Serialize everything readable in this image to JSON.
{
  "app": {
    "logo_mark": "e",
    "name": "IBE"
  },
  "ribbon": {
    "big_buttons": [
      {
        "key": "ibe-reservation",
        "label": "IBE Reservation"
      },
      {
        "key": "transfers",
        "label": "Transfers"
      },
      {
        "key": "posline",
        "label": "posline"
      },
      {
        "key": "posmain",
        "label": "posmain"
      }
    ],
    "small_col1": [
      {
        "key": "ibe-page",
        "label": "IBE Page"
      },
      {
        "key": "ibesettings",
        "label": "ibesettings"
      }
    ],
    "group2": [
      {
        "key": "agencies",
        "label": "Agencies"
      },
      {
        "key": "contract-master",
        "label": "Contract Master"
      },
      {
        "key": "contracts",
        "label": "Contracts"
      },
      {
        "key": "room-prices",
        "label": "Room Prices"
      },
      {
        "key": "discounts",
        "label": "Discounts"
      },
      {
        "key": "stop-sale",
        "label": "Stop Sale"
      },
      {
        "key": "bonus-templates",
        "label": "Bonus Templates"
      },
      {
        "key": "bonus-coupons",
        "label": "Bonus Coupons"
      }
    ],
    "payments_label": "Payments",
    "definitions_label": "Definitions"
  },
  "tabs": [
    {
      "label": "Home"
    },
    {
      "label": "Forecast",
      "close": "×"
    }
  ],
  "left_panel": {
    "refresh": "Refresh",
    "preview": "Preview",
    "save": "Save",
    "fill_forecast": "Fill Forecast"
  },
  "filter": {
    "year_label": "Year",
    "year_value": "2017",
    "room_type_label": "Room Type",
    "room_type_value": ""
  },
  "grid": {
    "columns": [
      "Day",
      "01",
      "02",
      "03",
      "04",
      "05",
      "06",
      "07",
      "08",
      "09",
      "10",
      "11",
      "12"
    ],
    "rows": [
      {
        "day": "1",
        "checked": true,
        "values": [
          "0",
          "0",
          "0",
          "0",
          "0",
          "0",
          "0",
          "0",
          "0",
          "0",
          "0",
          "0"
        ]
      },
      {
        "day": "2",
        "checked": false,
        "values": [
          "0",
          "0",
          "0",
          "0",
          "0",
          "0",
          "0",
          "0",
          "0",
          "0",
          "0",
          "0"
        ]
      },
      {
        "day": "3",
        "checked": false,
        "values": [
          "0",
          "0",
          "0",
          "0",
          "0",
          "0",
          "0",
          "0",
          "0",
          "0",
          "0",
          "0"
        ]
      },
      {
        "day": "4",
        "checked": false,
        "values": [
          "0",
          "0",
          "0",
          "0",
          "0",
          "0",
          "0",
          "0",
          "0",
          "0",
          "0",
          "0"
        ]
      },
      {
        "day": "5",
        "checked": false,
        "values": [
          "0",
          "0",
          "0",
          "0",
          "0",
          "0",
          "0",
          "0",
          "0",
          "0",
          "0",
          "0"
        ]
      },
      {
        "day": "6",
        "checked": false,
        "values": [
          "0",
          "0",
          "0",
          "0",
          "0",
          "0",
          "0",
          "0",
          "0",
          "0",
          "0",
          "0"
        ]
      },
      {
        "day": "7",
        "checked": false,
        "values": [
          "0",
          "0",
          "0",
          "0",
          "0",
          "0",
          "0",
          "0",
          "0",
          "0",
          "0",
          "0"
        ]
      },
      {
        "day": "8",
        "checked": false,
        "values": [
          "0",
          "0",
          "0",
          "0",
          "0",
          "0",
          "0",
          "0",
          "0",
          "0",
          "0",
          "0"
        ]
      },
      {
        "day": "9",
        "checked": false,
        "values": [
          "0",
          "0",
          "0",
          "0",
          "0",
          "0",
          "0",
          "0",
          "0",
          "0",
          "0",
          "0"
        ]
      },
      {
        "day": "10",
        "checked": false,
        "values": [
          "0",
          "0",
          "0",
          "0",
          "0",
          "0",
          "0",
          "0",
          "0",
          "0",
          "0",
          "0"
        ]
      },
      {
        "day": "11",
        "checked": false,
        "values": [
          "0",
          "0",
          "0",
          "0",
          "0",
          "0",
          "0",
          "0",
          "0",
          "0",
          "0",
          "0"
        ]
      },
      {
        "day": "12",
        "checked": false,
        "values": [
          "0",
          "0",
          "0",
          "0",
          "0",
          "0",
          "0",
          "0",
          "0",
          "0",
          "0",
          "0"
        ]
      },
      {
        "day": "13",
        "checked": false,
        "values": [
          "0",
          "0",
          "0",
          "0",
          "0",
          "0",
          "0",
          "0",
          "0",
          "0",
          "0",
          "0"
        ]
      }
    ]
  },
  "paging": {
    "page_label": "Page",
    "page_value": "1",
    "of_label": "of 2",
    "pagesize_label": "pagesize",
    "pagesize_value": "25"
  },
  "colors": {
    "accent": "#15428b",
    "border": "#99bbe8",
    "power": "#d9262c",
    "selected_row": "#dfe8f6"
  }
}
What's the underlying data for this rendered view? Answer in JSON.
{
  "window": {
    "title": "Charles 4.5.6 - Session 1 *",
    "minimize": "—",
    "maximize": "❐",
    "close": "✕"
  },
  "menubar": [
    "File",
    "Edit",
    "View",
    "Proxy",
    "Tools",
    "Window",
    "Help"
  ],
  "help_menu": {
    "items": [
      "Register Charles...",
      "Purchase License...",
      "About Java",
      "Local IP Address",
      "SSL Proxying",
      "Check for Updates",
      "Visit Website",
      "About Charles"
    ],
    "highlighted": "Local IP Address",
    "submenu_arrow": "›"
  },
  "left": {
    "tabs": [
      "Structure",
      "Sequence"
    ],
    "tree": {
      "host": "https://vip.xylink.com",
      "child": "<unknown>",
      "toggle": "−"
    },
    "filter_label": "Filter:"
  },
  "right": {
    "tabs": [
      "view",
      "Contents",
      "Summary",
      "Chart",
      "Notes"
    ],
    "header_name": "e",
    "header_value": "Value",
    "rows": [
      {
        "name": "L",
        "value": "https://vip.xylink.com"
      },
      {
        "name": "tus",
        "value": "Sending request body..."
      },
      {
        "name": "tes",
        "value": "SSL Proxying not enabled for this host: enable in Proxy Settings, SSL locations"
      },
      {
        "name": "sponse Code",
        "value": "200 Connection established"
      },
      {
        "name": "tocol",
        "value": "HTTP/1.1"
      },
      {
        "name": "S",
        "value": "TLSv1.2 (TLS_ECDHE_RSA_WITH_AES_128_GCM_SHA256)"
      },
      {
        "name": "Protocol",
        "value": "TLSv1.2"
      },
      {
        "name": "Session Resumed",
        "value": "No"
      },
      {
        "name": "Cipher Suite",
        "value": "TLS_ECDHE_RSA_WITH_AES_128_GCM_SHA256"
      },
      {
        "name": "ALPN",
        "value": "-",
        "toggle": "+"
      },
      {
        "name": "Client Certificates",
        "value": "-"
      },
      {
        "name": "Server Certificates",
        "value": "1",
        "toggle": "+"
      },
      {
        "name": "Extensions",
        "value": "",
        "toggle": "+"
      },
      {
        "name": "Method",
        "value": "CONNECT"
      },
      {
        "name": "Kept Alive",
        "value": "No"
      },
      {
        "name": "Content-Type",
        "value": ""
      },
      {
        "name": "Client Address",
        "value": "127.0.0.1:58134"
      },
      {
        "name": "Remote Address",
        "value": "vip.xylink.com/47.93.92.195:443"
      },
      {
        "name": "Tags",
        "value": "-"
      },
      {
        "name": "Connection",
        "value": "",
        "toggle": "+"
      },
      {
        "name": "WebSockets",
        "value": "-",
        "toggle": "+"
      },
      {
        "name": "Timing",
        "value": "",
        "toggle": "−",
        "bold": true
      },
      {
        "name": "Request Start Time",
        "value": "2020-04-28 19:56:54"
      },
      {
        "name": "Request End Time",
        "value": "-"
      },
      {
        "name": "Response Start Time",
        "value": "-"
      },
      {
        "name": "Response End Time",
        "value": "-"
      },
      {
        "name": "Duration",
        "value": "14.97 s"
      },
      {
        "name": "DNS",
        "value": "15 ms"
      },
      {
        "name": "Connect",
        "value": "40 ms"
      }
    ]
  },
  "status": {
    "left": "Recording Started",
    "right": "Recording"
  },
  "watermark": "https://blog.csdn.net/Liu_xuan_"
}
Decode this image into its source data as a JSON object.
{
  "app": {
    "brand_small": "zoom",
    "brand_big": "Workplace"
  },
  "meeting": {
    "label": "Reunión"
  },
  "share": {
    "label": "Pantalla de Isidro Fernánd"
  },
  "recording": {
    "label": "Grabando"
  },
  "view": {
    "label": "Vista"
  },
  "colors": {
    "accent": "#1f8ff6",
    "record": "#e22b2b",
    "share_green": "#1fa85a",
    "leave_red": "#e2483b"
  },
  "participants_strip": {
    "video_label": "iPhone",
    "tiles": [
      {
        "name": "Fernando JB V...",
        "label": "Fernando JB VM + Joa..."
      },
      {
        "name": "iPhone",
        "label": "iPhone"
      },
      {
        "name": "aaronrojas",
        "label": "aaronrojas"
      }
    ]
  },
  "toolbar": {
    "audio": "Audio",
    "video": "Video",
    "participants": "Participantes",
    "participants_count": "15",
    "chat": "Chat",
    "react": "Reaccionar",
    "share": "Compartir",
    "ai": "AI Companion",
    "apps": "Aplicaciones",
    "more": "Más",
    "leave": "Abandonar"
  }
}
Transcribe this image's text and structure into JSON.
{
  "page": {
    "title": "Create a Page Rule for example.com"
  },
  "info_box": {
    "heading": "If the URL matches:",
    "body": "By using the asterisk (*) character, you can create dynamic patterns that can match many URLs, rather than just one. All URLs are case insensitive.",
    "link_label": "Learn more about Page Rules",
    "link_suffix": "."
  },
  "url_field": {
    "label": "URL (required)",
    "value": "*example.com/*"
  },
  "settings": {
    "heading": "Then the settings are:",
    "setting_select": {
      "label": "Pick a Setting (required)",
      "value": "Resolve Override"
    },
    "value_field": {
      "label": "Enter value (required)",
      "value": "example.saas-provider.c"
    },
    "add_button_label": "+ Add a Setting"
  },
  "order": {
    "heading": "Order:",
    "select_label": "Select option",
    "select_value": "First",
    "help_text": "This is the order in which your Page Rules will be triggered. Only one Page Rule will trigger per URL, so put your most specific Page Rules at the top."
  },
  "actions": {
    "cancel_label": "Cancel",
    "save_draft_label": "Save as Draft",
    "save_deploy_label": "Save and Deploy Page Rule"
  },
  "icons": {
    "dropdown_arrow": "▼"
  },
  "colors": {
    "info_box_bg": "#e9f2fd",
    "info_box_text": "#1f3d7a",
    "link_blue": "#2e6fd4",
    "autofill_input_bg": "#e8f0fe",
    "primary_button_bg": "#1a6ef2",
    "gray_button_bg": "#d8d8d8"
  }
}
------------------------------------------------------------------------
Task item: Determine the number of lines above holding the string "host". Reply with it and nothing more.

Result: 2